I do not consider myself to be an expert in medical malpractice litigation; my specialty is brain injury litigation, from whatever source. But if there is an honest reason not to provide an increase in the limits to take account of inflation, I would like to hear it. There is every reason to increase the limits in order to more fairly compensate the victims of the most serious medical malpractice, and make everyone safer.
Liability of healthcare providers should not be diminished by the artificial protection of the $250,000 limitation which was arguably unfair in 1975, especially to the patients most seriously harmed by medical malpractice, and today is a great injustice. Healthcare providers should not be given an irrational limitation on compensation to the very victims of their most serious preventable mistakes. Full compensation, or at least compensation of $1,105,260, the inflation adjusted amount today of $250,000 in 1975, will save lives and offer more meaningful compensation to those killed or badly injured by medical malpractice.

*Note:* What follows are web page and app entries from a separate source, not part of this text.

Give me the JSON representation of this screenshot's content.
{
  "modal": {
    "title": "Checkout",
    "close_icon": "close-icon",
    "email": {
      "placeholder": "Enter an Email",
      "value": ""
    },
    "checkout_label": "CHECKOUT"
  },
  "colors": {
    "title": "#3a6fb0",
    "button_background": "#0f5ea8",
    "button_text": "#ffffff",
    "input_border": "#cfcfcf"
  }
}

California insurance companies, such as Doctors Company and Norcal Mutual, and health care plans, such as Kaiser, are making large profits by limiting the liability of healthcare providers for serious medical malpractice. They know they are protected from liability for general damages in excess of $250,000, no matter how serious the injuries suffered by the medical malpractice victims. This, no doubt, also causes greater carelessness on the part of the healthcare providers who know exposure to damage caused by them is severely limited.
The healthcare providers are not the victims. The patients harmed by the failure of their medical team to meet the standard of care are the only victims. If you watch the ads repeatedly appearing now in the media, you would think a medical malpractice case was easy pickings for greedy lawyers. In fact, medical malpractice litigation in California is the hardest case.
Attorneys who take on the representation of these patients and their families, will go broke quickly if the malpractice is not clear and convincing from the outset of the case. Just ask an honest medical malpractice defense attorney (tell her or him you won’t tell anyone).
Healthcare providers and their insurance companies should not be allowed to deprive the patients harmed by their malpractice of the compensation the jury in its verdict has provided. The jury has heard and seen all of the evidence, and observed the demeanor of the witnesses at trial, before agreeing to the verdict. America still has the finest judicial system in the world. Although there are rare failures of the jury system, as Thomas Jefferson said, “I consider trial by jury as the only anchor ever yet imagined by man, by which a government can be held to the principles of its constitution.”
We are all responsible for our negligent conduct, doctors and healthcare providers not excluded. No matter who we are, we must all be accountable for the damage we cause others by our carelessness. This is America.